● PROBLEM TO WORK ON:
Go through the entries and copy each one exactly. Leave none out.

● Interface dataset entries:
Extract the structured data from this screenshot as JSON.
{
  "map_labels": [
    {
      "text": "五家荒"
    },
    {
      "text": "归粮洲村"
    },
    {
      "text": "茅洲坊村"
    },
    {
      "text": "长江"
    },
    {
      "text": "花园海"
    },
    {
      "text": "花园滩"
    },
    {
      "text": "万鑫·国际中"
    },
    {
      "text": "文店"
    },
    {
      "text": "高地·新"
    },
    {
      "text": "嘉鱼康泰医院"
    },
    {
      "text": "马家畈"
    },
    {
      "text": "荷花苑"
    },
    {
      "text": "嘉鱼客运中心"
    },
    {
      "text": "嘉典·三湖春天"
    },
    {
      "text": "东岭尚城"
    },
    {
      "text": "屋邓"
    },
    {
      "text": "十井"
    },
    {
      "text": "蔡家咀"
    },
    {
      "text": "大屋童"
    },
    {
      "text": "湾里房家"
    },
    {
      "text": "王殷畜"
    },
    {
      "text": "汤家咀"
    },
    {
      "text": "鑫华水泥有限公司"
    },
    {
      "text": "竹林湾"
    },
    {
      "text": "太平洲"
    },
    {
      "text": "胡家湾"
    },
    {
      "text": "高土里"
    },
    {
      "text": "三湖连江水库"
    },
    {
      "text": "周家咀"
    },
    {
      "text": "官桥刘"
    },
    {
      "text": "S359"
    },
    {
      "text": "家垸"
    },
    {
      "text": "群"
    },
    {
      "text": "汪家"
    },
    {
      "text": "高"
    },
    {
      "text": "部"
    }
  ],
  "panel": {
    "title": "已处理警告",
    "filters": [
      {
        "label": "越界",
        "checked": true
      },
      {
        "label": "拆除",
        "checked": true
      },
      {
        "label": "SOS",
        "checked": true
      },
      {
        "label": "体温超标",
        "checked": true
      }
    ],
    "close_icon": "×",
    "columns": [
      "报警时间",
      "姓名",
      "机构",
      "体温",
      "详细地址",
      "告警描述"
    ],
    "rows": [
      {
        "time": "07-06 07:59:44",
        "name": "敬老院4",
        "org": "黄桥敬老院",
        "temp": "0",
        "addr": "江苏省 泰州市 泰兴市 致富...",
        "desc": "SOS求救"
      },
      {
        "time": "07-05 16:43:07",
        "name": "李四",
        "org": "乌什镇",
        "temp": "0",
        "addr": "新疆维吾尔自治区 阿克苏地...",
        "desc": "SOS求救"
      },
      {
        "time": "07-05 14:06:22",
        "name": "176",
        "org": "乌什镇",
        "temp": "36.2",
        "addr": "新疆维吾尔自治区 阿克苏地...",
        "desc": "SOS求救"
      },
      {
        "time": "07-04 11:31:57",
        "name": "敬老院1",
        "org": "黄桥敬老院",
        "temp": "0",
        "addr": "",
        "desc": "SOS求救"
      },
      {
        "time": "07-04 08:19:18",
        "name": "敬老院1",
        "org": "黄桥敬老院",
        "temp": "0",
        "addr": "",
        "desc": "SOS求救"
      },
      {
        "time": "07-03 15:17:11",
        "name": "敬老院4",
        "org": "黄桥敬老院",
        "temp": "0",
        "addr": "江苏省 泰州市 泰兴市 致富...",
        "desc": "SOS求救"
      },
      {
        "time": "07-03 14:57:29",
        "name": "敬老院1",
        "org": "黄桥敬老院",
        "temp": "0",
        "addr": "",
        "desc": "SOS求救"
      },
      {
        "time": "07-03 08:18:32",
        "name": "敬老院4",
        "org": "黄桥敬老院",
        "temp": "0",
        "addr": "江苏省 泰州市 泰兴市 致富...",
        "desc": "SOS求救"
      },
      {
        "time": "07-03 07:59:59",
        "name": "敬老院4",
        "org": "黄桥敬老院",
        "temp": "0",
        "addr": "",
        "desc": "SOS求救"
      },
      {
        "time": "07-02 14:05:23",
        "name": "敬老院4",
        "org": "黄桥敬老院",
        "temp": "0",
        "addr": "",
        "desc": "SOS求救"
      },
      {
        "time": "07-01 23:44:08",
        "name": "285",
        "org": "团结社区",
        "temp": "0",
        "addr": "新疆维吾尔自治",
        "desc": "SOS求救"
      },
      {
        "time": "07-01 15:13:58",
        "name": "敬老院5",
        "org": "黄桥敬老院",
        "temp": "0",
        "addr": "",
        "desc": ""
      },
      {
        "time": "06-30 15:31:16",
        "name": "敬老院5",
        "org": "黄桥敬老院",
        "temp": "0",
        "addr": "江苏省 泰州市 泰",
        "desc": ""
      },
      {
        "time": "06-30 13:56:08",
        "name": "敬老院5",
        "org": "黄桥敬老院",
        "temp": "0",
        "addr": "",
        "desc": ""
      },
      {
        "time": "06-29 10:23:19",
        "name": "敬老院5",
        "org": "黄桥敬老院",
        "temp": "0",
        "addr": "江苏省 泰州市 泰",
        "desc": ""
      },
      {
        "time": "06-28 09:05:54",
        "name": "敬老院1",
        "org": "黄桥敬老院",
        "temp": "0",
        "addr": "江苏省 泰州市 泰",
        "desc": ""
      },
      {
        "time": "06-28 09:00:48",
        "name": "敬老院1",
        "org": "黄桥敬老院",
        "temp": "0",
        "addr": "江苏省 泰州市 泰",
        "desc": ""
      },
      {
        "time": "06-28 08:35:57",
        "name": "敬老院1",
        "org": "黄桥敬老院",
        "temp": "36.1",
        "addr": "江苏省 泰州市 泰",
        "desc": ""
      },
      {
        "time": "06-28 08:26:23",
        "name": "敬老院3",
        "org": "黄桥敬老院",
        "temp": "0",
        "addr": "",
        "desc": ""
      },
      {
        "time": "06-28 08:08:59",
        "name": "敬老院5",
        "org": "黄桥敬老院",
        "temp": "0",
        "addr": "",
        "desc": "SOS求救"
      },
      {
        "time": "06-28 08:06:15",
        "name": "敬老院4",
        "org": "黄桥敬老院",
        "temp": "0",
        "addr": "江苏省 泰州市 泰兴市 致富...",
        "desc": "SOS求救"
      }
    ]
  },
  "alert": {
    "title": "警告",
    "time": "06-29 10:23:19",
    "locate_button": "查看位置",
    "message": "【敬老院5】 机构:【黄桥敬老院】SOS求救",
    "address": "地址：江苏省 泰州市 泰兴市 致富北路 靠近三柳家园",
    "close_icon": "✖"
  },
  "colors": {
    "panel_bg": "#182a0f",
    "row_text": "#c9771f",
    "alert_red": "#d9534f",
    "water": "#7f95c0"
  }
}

● ANSWER TO THE EXERCISE:
Extract the structured data from this screenshot as JSON.
{
  "map_labels": [
    {
      "text": "五家荒"
    },
    {
      "text": "归粮洲村"
    },
    {
      "text": "茅洲坊村"
    },
    {
      "text": "长江"
    },
    {
      "text": "花园海"
    },
    {
      "text": "花园滩"
    },
    {
      "text": "万鑫·国际中"
    },
    {
      "text": "文店"
    },
    {
      "text": "高地·新"
    },
    {
      "text": "嘉鱼康泰医院"
    },
    {
      "text": "马家畈"
    },
    {
      "text": "荷花苑"
    },
    {
      "text": "嘉鱼客运中心"
    },
    {
      "text": "嘉典·三湖春天"
    },
    {
      "text": "东岭尚城"
    },
    {
      "text": "屋邓"
    },
    {
      "text": "十井"
    },
    {
      "text": "蔡家咀"
    },
    {
      "text": "大屋童"
    },
    {
      "text": "湾里房家"
    },
    {
      "text": "王殷畜"
    },
    {
      "text": "汤家咀"
    },
    {
      "text": "鑫华水泥有限公司"
    },
    {
      "text": "竹林湾"
    },
    {
      "text": "太平洲"
    },
    {
      "text": "胡家湾"
    },
    {
      "text": "高土里"
    },
    {
      "text": "三湖连江水库"
    },
    {
      "text": "周家咀"
    },
    {
      "text": "官桥刘"
    },
    {
      "text": "S359"
    },
    {
      "text": "家垸"
    },
    {
      "text": "群"
    },
    {
      "text": "汪家"
    },
    {
      "text": "高"
    },
    {
      "text": "部"
    }
  ],
  "panel": {
    "title": "已处理警告",
    "filters": [
      {
        "label": "越界",
        "checked": true
      },
      {
        "label": "拆除",
        "checked": true
      },
      {
        "label": "SOS",
        "checked": true
      },
      {
        "label": "体温超标",
        "checked": true
      }
    ],
    "close_icon": "×",
    "columns": [
      "报警时间",
      "姓名",
      "机构",
      "体温",
      "详细地址",
      "告警描述"
    ],
    "rows": [
      {
        "time": "07-06 07:59:44",
        "name": "敬老院4",
        "org": "黄桥敬老院",
        "temp": "0",
        "addr": "江苏省 泰州市 泰兴市 致富...",
        "desc": "SOS求救"
      },
      {
        "time": "07-05 16:43:07",
        "name": "李四",
        "org": "乌什镇",
        "temp": "0",
        "addr": "新疆维吾尔自治区 阿克苏地...",
        "desc": "SOS求救"
      },
      {
        "time": "07-05 14:06:22",
        "name": "176",
        "org": "乌什镇",
        "temp": "36.2",
        "addr": "新疆维吾尔自治区 阿克苏地...",
        "desc": "SOS求救"
      },
      {
        "time": "07-04 11:31:57",
        "name": "敬老院1",
        "org": "黄桥敬老院",
        "temp": "0",
        "addr": "",
        "desc": "SOS求救"
      },
      {
        "time": "07-04 08:19:18",
        "name": "敬老院1",
        "org": "黄桥敬老院",
        "temp": "0",
        "addr": "",
        "desc": "SOS求救"
      },
      {
        "time": "07-03 15:17:11",
        "name": "敬老院4",
        "org": "黄桥敬老院",
        "temp": "0",
        "addr": "江苏省 泰州市 泰兴市 致富...",
        "desc": "SOS求救"
      },
      {
        "time": "07-03 14:57:29",
        "name": "敬老院1",
        "org": "黄桥敬老院",
        "temp": "0",
        "addr": "",
        "desc": "SOS求救"
      },
      {
        "time": "07-03 08:18:32",
        "name": "敬老院4",
        "org": "黄桥敬老院",
        "temp": "0",
        "addr": "江苏省 泰州市 泰兴市 致富...",
        "desc": "SOS求救"
      },
      {
        "time": "07-03 07:59:59",
        "name": "敬老院4",
        "org": "黄桥敬老院",
        "temp": "0",
        "addr": "",
        "desc": "SOS求救"
      },
      {
        "time": "07-02 14:05:23",
        "name": "敬老院4",
        "org": "黄桥敬老院",
        "temp": "0",
        "addr": "",
        "desc": "SOS求救"
      },
      {
        "time": "07-01 23:44:08",
        "name": "285",
        "org": "团结社区",
        "temp": "0",
        "addr": "新疆维吾尔自治",
        "desc": "SOS求救"
      },
      {
        "time": "07-01 15:13:58",
        "name": "敬老院5",
        "org": "黄桥敬老院",
        "temp": "0",
        "addr": "",
        "desc": ""
      },
      {
        "time": "06-30 15:31:16",
        "name": "敬老院5",
        "org": "黄桥敬老院",
        "temp": "0",
        "addr": "江苏省 泰州市 泰",
        "desc": ""
      },
      {
        "time": "06-30 13:56:08",
        "name": "敬老院5",
        "org": "黄桥敬老院",
        "temp": "0",
        "addr": "",
        "desc": ""
      },
      {
        "time": "06-29 10:23:19",
        "name": "敬老院5",
        "org": "黄桥敬老院",
        "temp": "0",
        "addr": "江苏省 泰州市 泰",
        "desc": ""
      },
      {
        "time": "06-28 09:05:54",
        "name": "敬老院1",
        "org": "黄桥敬老院",
        "temp": "0",
        "addr": "江苏省 泰州市 泰",
        "desc": ""
      },
      {
        "time": "06-28 09:00:48",
        "name": "敬老院1",
        "org": "黄桥敬老院",
        "temp": "0",
        "addr": "江苏省 泰州市 泰",
        "desc": ""
      },
      {
        "time": "06-28 08:35:57",
        "name": "敬老院1",
        "org": "黄桥敬老院",
        "temp": "36.1",
        "addr": "江苏省 泰州市 泰",
        "desc": ""
      },
      {
        "time": "06-28 08:26:23",
        "name": "敬老院3",
        "org": "黄桥敬老院",
        "temp": "0",
        "addr": "",
        "desc": ""
      },
      {
        "time": "06-28 08:08:59",
        "name": "敬老院5",
        "org": "黄桥敬老院",
        "temp": "0",
        "addr": "",
        "desc": "SOS求救"
      },
      {
        "time": "06-28 08:06:15",
        "name": "敬老院4",
        "org": "黄桥敬老院",
        "temp": "0",
        "addr": "江苏省 泰州市 泰兴市 致富...",
        "desc": "SOS求救"
      }
    ]
  },
  "alert": {
    "title": "警告",
    "time": "06-29 10:23:19",
    "locate_button": "查看位置",
    "message": "【敬老院5】 机构:【黄桥敬老院】SOS求救",
    "address": "地址：江苏省 泰州市 泰兴市 致富北路 靠近三柳家园",
    "close_icon": "✖"
  },
  "colors": {
    "panel_bg": "#182a0f",
    "row_text": "#c9771f",
    "alert_red": "#d9534f",
    "water": "#7f95c0"
  }
}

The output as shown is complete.